Wincanton is accredited to the Fleet Operator Recognition Scheme (FORS) and Construction Logistics and Community Safety (CLOCS), upholding safety across the construction industry. It operates a fleet of over 200 trucks from 27 customer locations nationwide, which make bulk deliveries of materials to UK construction sites. Most work as drawbar combinations, and the majority of these are by Mercedes-Benz.

The Wincanton Group operates some 3,500 trucks in total, and the three-pointed star also features prominently in other parts of its business. Having taken its first two new-generation Actros tractor units from Orwell Truck & Van late in 2019, Wincanton commissioned a further 20 units earlier this year. Other orders fulfilled by the Dealer in the last couple of years included one for 25 truck mixers based on eight-wheeled Arocs chassis.

“Our latest Mercedes-Benz trucks are well tailored to the job,” continued Martin Reeve. “We’re confident we’ve got their complex specification ‘spot on’ when it comes to safety and efficiency, and that will help to reinforce Wincanton’s position in the sector.”

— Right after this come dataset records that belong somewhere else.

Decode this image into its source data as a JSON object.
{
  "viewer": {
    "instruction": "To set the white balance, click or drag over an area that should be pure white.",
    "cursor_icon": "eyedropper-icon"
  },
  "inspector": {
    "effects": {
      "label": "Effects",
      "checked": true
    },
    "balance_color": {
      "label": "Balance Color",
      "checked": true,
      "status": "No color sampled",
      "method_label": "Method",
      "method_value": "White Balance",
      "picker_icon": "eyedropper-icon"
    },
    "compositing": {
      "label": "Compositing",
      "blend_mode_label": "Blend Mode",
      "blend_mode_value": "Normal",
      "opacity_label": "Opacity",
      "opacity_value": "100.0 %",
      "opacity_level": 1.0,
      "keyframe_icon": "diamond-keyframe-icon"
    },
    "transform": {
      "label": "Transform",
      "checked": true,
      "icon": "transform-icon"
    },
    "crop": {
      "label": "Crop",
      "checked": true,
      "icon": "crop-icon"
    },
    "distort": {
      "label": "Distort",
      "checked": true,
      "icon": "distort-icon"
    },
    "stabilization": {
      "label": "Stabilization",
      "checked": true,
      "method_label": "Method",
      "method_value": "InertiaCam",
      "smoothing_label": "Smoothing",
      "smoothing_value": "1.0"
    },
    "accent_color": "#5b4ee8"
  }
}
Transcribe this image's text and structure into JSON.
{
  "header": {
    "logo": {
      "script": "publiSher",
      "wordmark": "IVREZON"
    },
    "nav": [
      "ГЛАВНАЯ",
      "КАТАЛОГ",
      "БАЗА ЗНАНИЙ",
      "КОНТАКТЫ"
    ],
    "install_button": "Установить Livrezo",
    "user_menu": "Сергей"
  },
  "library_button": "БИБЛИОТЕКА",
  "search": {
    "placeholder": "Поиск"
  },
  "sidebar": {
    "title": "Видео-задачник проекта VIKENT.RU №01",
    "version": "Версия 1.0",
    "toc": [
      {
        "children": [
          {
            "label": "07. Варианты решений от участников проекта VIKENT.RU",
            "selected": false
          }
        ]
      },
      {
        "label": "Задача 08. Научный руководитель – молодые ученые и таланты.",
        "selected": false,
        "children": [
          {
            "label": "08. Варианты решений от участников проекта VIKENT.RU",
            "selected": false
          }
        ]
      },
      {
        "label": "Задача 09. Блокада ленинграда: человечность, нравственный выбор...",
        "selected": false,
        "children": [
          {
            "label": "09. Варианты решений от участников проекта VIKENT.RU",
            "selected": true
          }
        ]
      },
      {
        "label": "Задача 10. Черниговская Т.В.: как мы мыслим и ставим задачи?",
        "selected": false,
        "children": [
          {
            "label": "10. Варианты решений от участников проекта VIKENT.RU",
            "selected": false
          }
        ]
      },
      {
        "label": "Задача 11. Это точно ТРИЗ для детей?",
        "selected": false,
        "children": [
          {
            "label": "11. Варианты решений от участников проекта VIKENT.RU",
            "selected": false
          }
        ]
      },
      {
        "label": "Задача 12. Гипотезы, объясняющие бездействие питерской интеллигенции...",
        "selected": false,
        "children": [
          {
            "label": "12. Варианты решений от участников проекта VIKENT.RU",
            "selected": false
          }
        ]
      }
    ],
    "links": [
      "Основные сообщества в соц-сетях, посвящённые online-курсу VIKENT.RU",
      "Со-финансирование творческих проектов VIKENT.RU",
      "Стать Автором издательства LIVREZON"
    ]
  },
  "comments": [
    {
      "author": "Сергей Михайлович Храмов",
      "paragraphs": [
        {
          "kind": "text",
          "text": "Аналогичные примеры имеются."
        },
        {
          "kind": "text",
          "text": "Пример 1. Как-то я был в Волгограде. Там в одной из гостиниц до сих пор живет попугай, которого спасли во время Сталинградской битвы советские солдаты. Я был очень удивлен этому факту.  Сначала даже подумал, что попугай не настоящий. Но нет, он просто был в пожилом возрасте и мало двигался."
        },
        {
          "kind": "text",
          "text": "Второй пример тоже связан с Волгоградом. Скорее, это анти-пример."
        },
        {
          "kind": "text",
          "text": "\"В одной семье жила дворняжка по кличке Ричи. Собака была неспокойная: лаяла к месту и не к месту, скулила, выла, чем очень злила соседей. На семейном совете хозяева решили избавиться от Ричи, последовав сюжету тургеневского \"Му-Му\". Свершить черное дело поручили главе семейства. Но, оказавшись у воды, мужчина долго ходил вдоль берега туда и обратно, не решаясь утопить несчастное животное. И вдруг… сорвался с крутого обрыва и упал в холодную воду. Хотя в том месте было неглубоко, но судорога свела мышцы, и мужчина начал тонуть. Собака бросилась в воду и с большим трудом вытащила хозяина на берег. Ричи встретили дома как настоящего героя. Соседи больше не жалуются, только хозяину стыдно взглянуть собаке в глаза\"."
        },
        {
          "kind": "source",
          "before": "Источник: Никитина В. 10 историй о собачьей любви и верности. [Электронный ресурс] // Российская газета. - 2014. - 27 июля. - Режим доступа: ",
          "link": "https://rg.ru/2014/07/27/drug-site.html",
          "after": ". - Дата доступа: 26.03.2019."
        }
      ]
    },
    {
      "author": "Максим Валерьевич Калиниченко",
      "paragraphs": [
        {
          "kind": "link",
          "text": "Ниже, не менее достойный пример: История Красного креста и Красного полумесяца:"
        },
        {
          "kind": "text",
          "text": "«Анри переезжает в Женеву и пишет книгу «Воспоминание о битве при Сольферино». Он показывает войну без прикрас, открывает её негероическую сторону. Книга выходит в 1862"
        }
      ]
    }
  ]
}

The Actros are fitted with microwave ovens and fridges, reflecting the fact that their drivers typically spend four nights a week in their cabs. “The Actros was already very popular with drivers but the new models take acceptance to a new level. The current shortage of driver and loader operators in the industry means that driver retention and attracting new talent is a key goal.”
Actros drawbar units Wincanton